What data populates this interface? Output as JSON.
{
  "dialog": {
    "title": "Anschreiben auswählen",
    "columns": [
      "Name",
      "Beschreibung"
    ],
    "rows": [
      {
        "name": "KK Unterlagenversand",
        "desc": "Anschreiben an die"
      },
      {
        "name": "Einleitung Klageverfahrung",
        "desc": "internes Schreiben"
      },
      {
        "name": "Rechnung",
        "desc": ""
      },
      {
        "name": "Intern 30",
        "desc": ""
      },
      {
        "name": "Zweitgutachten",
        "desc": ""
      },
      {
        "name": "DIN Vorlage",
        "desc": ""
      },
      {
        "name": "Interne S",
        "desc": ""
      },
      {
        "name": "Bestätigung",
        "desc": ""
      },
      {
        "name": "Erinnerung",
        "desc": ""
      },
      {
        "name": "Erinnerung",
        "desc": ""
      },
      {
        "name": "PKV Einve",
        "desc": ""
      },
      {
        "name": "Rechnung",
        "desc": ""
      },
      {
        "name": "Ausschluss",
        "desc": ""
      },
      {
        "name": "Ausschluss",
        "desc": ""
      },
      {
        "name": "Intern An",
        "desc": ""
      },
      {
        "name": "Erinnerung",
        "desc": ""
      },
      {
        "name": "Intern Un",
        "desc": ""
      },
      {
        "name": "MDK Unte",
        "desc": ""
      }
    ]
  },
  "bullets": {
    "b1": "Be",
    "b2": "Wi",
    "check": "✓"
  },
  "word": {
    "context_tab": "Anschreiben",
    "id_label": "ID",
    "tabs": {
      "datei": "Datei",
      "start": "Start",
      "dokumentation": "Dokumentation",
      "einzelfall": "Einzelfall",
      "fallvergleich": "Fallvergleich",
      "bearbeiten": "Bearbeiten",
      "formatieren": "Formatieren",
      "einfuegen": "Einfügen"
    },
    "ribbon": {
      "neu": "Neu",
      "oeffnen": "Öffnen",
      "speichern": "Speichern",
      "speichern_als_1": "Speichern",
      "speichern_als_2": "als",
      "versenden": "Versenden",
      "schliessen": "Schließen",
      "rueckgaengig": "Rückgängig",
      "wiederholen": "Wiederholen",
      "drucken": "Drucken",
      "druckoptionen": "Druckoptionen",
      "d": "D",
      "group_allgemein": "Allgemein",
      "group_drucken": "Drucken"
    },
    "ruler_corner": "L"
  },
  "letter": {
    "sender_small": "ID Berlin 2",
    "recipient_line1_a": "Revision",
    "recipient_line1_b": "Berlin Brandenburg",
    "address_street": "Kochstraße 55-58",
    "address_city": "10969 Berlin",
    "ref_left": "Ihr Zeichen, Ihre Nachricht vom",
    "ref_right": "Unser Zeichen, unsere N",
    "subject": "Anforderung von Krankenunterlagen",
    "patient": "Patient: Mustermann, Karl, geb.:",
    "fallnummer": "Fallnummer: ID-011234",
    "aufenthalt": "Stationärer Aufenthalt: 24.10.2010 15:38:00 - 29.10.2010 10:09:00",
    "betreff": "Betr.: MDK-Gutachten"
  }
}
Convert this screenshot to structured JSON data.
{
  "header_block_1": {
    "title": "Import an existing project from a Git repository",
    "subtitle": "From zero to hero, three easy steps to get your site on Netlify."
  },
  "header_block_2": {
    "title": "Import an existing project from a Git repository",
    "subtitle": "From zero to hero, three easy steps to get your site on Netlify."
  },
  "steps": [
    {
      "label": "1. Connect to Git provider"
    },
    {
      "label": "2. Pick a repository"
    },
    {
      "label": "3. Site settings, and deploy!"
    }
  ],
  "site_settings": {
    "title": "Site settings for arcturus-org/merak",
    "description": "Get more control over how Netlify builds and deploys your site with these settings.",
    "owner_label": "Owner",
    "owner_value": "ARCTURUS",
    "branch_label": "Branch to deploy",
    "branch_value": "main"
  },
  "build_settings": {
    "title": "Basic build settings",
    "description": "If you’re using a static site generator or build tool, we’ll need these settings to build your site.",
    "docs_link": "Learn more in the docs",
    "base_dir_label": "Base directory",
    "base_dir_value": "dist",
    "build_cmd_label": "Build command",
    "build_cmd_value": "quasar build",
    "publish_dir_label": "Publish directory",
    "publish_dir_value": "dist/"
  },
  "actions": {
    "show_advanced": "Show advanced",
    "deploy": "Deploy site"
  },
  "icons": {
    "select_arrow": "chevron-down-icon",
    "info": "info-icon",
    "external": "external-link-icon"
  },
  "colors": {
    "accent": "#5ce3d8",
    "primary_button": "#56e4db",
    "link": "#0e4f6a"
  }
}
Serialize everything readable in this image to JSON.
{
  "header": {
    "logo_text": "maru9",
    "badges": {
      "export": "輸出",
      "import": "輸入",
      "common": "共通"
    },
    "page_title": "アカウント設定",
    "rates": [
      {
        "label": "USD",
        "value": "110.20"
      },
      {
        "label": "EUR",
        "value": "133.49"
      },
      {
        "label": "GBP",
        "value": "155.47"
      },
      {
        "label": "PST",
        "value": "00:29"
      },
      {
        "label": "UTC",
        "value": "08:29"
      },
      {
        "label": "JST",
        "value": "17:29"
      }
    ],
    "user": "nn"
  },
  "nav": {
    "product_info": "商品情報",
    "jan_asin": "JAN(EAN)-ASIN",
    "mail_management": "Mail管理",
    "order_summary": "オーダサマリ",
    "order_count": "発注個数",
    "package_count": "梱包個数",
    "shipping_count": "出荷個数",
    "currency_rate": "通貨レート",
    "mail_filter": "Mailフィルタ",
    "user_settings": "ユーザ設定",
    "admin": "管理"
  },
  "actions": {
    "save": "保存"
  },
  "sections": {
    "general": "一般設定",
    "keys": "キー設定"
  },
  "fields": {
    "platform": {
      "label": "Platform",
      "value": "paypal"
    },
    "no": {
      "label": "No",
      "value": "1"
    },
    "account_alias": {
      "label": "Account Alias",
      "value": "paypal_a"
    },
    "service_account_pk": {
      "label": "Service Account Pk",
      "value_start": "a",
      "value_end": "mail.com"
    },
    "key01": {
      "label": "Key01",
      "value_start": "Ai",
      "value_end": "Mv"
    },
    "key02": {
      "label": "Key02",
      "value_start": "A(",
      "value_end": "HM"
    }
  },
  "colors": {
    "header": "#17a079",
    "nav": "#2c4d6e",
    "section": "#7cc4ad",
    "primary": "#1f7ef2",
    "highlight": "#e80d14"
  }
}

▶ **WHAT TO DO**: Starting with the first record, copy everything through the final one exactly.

▶ **RESPONSE TO THE EXERCISE**:
What data populates this interface? Output as JSON.
{
  "dialog": {
    "title": "Anschreiben auswählen",
    "columns": [
      "Name",
      "Beschreibung"
    ],
    "rows": [
      {
        "name": "KK Unterlagenversand",
        "desc": "Anschreiben an die"
      },
      {
        "name": "Einleitung Klageverfahrung",
        "desc": "internes Schreiben"
      },
      {
        "name": "Rechnung",
        "desc": ""
      },
      {
        "name": "Intern 30",
        "desc": ""
      },
      {
        "name": "Zweitgutachten",
        "desc": ""
      },
      {
        "name": "DIN Vorlage",
        "desc": ""
      },
      {
        "name": "Interne S",
        "desc": ""
      },
      {
        "name": "Bestätigung",
        "desc": ""
      },
      {
        "name": "Erinnerung",
        "desc": ""
      },
      {
        "name": "Erinnerung",
        "desc": ""
      },
      {
        "name": "PKV Einve",
        "desc": ""
      },
      {
        "name": "Rechnung",
        "desc": ""
      },
      {
        "name": "Ausschluss",
        "desc": ""
      },
      {
        "name": "Ausschluss",
        "desc": ""
      },
      {
        "name": "Intern An",
        "desc": ""
      },
      {
        "name": "Erinnerung",
        "desc": ""
      },
      {
        "name": "Intern Un",
        "desc": ""
      },
      {
        "name": "MDK Unte",
        "desc": ""
      }
    ]
  },
  "bullets": {
    "b1": "Be",
    "b2": "Wi",
    "check": "✓"
  },
  "word": {
    "context_tab": "Anschreiben",
    "id_label": "ID",
    "tabs": {
      "datei": "Datei",
      "start": "Start",
      "dokumentation": "Dokumentation",
      "einzelfall": "Einzelfall",
      "fallvergleich": "Fallvergleich",
      "bearbeiten": "Bearbeiten",
      "formatieren": "Formatieren",
      "einfuegen": "Einfügen"
    },
    "ribbon": {
      "neu": "Neu",
      "oeffnen": "Öffnen",
      "speichern": "Speichern",
      "speichern_als_1": "Speichern",
      "speichern_als_2": "als",
      "versenden": "Versenden",
      "schliessen": "Schließen",
      "rueckgaengig": "Rückgängig",
      "wiederholen": "Wiederholen",
      "drucken": "Drucken",
      "druckoptionen": "Druckoptionen",
      "d": "D",
      "group_allgemein": "Allgemein",
      "group_drucken": "Drucken"
    },
    "ruler_corner": "L"
  },
  "letter": {
    "sender_small": "ID Berlin 2",
    "recipient_line1_a": "Revision",
    "recipient_line1_b": "Berlin Brandenburg",
    "address_street": "Kochstraße 55-58",
    "address_city": "10969 Berlin",
    "ref_left": "Ihr Zeichen, Ihre Nachricht vom",
    "ref_right": "Unser Zeichen, unsere N",
    "subject": "Anforderung von Krankenunterlagen",
    "patient": "Patient: Mustermann, Karl, geb.:",
    "fallnummer": "Fallnummer: ID-011234",
    "aufenthalt": "Stationärer Aufenthalt: 24.10.2010 15:38:00 - 29.10.2010 10:09:00",
    "betreff": "Betr.: MDK-Gutachten"
  }
}
Convert this screenshot to structured JSON data.
{
  "header_block_1": {
    "title": "Import an existing project from a Git repository",
    "subtitle": "From zero to hero, three easy steps to get your site on Netlify."
  },
  "header_block_2": {
    "title": "Import an existing project from a Git repository",
    "subtitle": "From zero to hero, three easy steps to get your site on Netlify."
  },
  "steps": [
    {
      "label": "1. Connect to Git provider"
    },
    {
      "label": "2. Pick a repository"
    },
    {
      "label": "3. Site settings, and deploy!"
    }
  ],
  "site_settings": {
    "title": "Site settings for arcturus-org/merak",
    "description": "Get more control over how Netlify builds and deploys your site with these settings.",
    "owner_label": "Owner",
    "owner_value": "ARCTURUS",
    "branch_label": "Branch to deploy",
    "branch_value": "main"
  },
  "build_settings": {
    "title": "Basic build settings",
    "description": "If you’re using a static site generator or build tool, we’ll need these settings to build your site.",
    "docs_link": "Learn more in the docs",
    "base_dir_label": "Base directory",
    "base_dir_value": "dist",
    "build_cmd_label": "Build command",
    "build_cmd_value": "quasar build",
    "publish_dir_label": "Publish directory",
    "publish_dir_value": "dist/"
  },
  "actions": {
    "show_advanced": "Show advanced",
    "deploy": "Deploy site"
  },
  "icons": {
    "select_arrow": "chevron-down-icon",
    "info": "info-icon",
    "external": "external-link-icon"
  },
  "colors": {
    "accent": "#5ce3d8",
    "primary_button": "#56e4db",
    "link": "#0e4f6a"
  }
}
Serialize everything readable in this image to JSON.
{
  "header": {
    "logo_text": "maru9",
    "badges": {
      "export": "輸出",
      "import": "輸入",
      "common": "共通"
    },
    "page_title": "アカウント設定",
    "rates": [
      {
        "label": "USD",
        "value": "110.20"
      },
      {
        "label": "EUR",
        "value": "133.49"
      },
      {
        "label": "GBP",
        "value": "155.47"
      },
      {
        "label": "PST",
        "value": "00:29"
      },
      {
        "label": "UTC",
        "value": "08:29"
      },
      {
        "label": "JST",
        "value": "17:29"
      }
    ],
    "user": "nn"
  },
  "nav": {
    "product_info": "商品情報",
    "jan_asin": "JAN(EAN)-ASIN",
    "mail_management": "Mail管理",
    "order_summary": "オーダサマリ",
    "order_count": "発注個数",
    "package_count": "梱包個数",
    "shipping_count": "出荷個数",
    "currency_rate": "通貨レート",
    "mail_filter": "Mailフィルタ",
    "user_settings": "ユーザ設定",
    "admin": "管理"
  },
  "actions": {
    "save": "保存"
  },
  "sections": {
    "general": "一般設定",
    "keys": "キー設定"
  },
  "fields": {
    "platform": {
      "label": "Platform",
      "value": "paypal"
    },
    "no": {
      "label": "No",
      "value": "1"
    },
    "account_alias": {
      "label": "Account Alias",
      "value": "paypal_a"
    },
    "service_account_pk": {
      "label": "Service Account Pk",
      "value_start": "a",
      "value_end": "mail.com"
    },
    "key01": {
      "label": "Key01",
      "value_start": "Ai",
      "value_end": "Mv"
    },
    "key02": {
      "label": "Key02",
      "value_start": "A(",
      "value_end": "HM"
    }
  },
  "colors": {
    "header": "#17a079",
    "nav": "#2c4d6e",
    "section": "#7cc4ad",
    "primary": "#1f7ef2",
    "highlight": "#e80d14"
  }
}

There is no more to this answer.